B2B Magento Development with Simon Dell
We talked with Simon Dell whether Magento or WordPress were the best options for our client’s needs.
Last week we sat down with Simon Dell, a Brisbane-based marketing and SEO consultant with over 10 years experience dealing with companies of all sizes and industries across Australia. Simon has also recently released his new podcast – The Simon Dell Show – on iTunes and Soundcloud.
Our team of Magento developers asked him some questions about his recent experience with developing websites for B2B clients and we discussed some shared experiences we’d learnt from those jobs. We also talked about whether Magento or WordPress were the best options for our client’s needs.
What sort of clients have you been working with in the last 12 months?
It’s been a broad range of small family-run businesses to large multi-national corporations. They’ve all been in very different industries but it’s proved really exciting understanding the sort of demands that these businesses and their teams face day-to-day. It’s sometimes quite funny how, irrespective of size, the same challenges crop up in slightly different guises.
And how’s it been going?
On the whole, well. The biggest challenges in my space are trying to teach some small business owners who’ve been doing the same thing for decades that they need to change and evolve. They have to be willing to at least listen; some sadly aren’t.
So they continue using the same poor quality suppliers and tools they’ve been using for years and for some reason expect a different result. That’s simply not going to work; they need to invest in their business, both financially and with the right talent and systems.
With the bigger companies, they’re often more aware of their objectives but naturally with more stakeholders, it’s sometimes slower to turn the wheel and change direction.
What have your biggest digital challenges been?
I’ve been involved in the redevelopment of a number of digital assets in the last twelve months and one of the first steps is working out the right platform for the business to use.
Historically, many businesses I’ve worked with have relied on a simple WordPress website, with Woocommerce functionality if they needed an Ecommerce platform. But the projects in the last 12 months have shown me the limitations of this solution.
The budget can be a challenge. Magento websites aren’t generally at the same budget levels as WordPress sites due to their complexity; Magento is an enterprise piece of software whereas WordPress is open source. So they take longer and need developers with specific skills. The user interface for the client is still as simple, but the development process is much more complex.
What are the limitations with WordPress?
WordPress is a great platform for a small to medium-size business to produce a predominantly information-based website. Even a basic ecommerce platform will work well on WordPress.
But as the complexity of the site increases, there’s a point where WordPress struggles. Not necessarily in terms of ability but more in sheer weight of customisation needed. Heavy customisation – especially coupled with a big database of products – results in a slower, more clunky site, and thus a poor user experience. That’s when you can run into trouble.
What are the solutions?
We’ve been focusing a lot more on Magento development. In one instance, where businesses users were looking to enter in multiple product orders in fast succession, it’s proved a huge step-up from Woocommerce.

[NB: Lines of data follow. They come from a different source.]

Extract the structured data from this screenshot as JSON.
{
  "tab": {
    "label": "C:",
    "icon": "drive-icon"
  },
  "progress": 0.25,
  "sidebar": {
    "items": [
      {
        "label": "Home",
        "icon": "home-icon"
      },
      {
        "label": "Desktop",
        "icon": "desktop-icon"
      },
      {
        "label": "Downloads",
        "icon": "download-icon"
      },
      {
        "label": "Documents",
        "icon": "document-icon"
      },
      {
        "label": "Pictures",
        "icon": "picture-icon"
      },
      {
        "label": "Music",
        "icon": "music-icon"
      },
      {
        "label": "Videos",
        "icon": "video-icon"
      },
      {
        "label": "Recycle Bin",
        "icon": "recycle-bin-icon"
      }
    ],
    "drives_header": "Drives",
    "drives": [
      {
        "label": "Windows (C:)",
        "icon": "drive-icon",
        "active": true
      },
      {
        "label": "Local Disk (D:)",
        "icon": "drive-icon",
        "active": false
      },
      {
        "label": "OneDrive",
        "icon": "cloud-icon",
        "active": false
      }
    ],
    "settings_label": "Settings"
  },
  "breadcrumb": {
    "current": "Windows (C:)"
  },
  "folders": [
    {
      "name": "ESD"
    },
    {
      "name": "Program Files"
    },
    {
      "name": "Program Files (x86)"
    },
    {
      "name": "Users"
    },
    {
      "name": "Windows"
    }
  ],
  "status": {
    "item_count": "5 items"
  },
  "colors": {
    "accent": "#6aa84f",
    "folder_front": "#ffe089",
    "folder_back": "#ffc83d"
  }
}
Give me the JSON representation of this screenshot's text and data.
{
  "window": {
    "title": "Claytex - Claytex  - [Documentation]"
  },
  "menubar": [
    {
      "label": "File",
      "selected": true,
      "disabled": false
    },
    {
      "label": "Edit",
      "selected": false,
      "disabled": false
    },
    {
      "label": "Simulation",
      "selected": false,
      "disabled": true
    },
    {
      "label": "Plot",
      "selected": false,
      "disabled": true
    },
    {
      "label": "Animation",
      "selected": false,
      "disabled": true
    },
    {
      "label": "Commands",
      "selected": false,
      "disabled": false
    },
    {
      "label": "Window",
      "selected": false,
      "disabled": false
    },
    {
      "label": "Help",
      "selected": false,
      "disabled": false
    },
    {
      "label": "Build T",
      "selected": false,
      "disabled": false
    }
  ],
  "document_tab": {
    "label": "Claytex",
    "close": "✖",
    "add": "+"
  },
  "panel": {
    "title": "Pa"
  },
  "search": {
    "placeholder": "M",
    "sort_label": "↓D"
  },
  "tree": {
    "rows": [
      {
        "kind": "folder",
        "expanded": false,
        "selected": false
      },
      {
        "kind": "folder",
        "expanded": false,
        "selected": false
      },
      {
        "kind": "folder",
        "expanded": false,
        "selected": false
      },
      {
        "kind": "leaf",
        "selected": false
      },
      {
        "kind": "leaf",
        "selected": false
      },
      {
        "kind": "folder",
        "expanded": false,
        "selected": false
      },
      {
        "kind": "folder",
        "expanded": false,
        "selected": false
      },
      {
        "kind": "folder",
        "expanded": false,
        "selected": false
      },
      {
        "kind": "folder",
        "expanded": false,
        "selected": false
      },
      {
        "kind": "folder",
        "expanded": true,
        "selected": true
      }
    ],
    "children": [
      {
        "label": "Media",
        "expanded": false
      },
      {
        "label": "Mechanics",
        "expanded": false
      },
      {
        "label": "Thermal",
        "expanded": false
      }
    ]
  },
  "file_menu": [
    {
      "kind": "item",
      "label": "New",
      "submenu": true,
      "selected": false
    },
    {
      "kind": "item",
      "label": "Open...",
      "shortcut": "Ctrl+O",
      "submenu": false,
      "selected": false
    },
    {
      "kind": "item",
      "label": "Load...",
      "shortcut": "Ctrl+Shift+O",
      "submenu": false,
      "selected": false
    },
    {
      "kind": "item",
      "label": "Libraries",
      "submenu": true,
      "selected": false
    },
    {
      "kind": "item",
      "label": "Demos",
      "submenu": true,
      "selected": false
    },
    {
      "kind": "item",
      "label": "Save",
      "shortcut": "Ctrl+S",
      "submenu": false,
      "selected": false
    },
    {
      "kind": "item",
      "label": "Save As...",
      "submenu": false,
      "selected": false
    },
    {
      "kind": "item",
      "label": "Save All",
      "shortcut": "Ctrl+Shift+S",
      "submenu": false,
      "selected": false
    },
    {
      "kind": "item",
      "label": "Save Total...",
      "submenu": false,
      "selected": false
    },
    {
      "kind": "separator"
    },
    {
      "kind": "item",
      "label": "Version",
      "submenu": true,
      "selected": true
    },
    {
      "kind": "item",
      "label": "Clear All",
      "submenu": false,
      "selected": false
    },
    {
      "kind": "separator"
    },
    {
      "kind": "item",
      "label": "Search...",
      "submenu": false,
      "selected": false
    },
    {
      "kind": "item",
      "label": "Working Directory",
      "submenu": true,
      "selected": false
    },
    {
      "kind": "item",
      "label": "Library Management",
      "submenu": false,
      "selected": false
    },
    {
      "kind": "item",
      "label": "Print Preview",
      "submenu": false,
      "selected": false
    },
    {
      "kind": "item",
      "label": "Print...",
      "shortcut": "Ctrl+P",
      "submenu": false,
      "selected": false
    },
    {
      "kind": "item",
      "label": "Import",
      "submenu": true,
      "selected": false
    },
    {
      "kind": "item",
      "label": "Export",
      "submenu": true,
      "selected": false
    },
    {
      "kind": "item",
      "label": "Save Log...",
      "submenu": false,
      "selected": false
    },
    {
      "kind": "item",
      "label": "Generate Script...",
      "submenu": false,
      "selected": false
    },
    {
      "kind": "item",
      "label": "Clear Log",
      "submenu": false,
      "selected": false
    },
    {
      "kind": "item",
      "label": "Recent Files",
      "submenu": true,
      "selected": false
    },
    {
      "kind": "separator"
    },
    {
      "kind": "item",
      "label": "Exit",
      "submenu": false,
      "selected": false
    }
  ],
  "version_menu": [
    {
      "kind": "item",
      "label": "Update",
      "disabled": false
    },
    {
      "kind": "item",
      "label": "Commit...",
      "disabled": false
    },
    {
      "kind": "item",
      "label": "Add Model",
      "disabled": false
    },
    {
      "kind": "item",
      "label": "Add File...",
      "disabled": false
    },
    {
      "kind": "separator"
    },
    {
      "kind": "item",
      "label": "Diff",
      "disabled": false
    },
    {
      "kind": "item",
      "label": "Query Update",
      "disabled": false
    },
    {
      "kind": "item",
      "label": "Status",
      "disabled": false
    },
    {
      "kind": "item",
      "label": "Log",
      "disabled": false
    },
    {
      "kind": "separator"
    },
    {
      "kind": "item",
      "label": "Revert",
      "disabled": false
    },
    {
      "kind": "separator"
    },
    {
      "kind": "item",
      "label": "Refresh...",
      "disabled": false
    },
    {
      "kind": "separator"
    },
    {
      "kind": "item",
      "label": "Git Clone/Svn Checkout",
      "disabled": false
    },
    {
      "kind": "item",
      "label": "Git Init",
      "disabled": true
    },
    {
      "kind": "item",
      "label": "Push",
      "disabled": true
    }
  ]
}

Where changing a number in a box would cause WordPress a second delay, Magento handles that much quicker. That tiny change in interaction time makes all the different for people who are using the system every week.
So how has the Magento implementation been?
Even with Magento, I’ve seen clients embark on ill-informed or poorly executed projects. For example, whilst it’s free and obviously a cheaper solution, the Magento community version isn’t always a great option. Not because it can’t do what you want it to do, but because the back-end interface for non-tech savvy users can be complex and overwhelming, and certainly lacks a little in terms of intuitiveness.
I’ve found the Magento 2 platform to be much better from a speed sense and also from a back-end user experience. If you’re looking at developing a more complex business-to-consumer or business-to-business website, then that’s definitely a platform worth investing time in.
All content management systems have their pros and cons, and there’s a reason 25% of the world’s websites are built on WordPress. But it’s important to start off on the right foot when building your new company website – so make sure you really investigate properly the needs not just of the site in the near future but also where it might be in a few years time.
Simon Dell is a digital marketing consultant based in Brisbane, Australia. He’s the author of Good Ideas Marketing and the presenter for the podcast The Simon Dell show. Both are accessible through his website at www.simondell.com